from The American Heritage® Dictionary of the English Language, 4th Edition
- adj. Disposed to or characterized by contemplation. See Synonyms at pensive.
- n. A person given to contemplation.
- n. A member of a religious order that emphasizes meditation.
from Wiktionary, Creative Commons Attribution/Share-Alike License
- adj. Pertaining to one who contemplates or is introspective and thoughtful.
- adj. Pertaining especially to a contemplative Roman Catholic religious or one of the contemplative Roman Catholic religious orders.
- n. Someone who has dedicated themselves to religious contemplation.
from the GNU version of the Collaborative International Dictionary of English
- adj. Pertaining to contemplation; addicted to, or employed in, contemplation; meditative.
- adj. Having the power of contemplation.
- n. A religious or either sex devoted to prayer and meditation, rather than to active works of charity.
from The Century Dictionary and Cyclopedia
- Given to or characterized by contemplation or continued and absorbed reflection; employed in reflection or study; reflective; meditative; thoughtful: as, a contemplative mind.
- Marked by contemplation; manifesting reflection or a studious habit.
- Relating or pertaining to contemplation or thought, as distinguished from action: as, contemplative philosophy; the contemplative faculty (that is, the faculty of cognition).
- n. One given to contemplation or deep thought, especially on religious subjects; a recluse; a hermit.
- n. Eccles., a friar of the order of Mary Magdalene.
from WordNet 3.0 Copyright 2006 by Princeton University.
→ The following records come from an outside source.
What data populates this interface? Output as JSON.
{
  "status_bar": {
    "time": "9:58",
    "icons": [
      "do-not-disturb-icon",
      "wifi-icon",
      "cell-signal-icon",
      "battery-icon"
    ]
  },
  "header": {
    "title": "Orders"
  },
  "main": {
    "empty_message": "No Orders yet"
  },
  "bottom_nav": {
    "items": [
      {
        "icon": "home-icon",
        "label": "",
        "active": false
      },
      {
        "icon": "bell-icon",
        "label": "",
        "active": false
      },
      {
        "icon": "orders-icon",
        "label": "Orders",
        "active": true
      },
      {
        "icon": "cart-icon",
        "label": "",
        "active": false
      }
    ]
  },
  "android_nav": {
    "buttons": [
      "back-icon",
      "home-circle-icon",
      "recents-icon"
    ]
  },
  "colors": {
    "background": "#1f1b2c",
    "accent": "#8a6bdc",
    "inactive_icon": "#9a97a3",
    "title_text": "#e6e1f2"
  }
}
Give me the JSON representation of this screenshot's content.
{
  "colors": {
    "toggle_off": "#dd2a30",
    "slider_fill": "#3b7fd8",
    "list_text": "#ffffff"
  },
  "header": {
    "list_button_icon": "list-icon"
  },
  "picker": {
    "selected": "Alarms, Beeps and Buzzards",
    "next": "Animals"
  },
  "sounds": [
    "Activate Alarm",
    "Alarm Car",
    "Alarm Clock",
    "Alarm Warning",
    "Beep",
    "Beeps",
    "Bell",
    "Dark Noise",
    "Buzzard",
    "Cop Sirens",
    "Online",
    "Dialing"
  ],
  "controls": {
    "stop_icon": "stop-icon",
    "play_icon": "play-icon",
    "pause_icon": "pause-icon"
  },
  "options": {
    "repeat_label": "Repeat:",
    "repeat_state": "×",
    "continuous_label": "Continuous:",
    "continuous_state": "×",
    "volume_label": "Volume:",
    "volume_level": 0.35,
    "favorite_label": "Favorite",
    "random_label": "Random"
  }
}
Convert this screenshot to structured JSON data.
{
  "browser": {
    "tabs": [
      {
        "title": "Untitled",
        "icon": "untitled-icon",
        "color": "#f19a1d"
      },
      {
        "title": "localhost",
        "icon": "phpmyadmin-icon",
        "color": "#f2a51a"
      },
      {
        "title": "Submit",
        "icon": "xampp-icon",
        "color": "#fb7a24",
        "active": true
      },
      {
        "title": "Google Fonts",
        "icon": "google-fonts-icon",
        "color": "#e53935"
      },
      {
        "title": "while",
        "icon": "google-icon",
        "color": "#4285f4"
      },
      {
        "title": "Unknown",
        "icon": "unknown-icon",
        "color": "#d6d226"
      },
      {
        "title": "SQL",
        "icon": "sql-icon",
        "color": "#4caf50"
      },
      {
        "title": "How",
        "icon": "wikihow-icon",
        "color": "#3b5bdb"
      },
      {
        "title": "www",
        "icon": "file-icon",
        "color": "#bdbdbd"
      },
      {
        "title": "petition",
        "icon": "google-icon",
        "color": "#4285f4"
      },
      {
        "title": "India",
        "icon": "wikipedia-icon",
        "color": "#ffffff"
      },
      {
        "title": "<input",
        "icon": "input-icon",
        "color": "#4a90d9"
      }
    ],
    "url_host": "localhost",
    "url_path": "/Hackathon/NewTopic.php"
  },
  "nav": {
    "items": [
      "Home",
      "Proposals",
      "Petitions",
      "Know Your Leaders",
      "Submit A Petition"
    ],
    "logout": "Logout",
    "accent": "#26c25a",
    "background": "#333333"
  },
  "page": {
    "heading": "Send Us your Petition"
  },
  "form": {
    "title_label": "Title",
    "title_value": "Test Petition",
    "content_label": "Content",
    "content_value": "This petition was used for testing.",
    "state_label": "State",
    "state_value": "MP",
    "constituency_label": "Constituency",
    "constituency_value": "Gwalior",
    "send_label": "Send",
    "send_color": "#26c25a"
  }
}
All rights reserved.
- adj. deeply or seriously thoughtful
- n. a person devoted to the contemplative life
His eyes were as black as a midnight ocean, his expression contemplative.
He stared out at the dust and mist blowing across the canyon, his expression contemplative, his mouth like a surgical wound.
McClure offers her reflections in contemplative, honest language, revealing her meaningful road to self-discovery.
The answer is probably an individual thing, though Carr suggests spending more time in contemplative mode than in online mode.
It was occasion'd by the fall of an apple, as he sat in contemplative mood.
Sometimes, as can happen in contemplative prayer, we're taken completely out of ourselves as we read, and return to ourselves refreshed. '
Meditations on the Apostles 'Creed in contemplative plainness and simplicity.
Rooted in contemplative spirituality, the memoir recounts her intense and vivid spiritual transformation.
The former, he declares, is "improper" art that excites desire or loathing; the latter, genuine art that holds the imagination in contemplative thrall by depicting "the most satisfying relations of the sensible."
And therefore in this simple staring we are one life and one spirit with God: and this I call a contemplative life.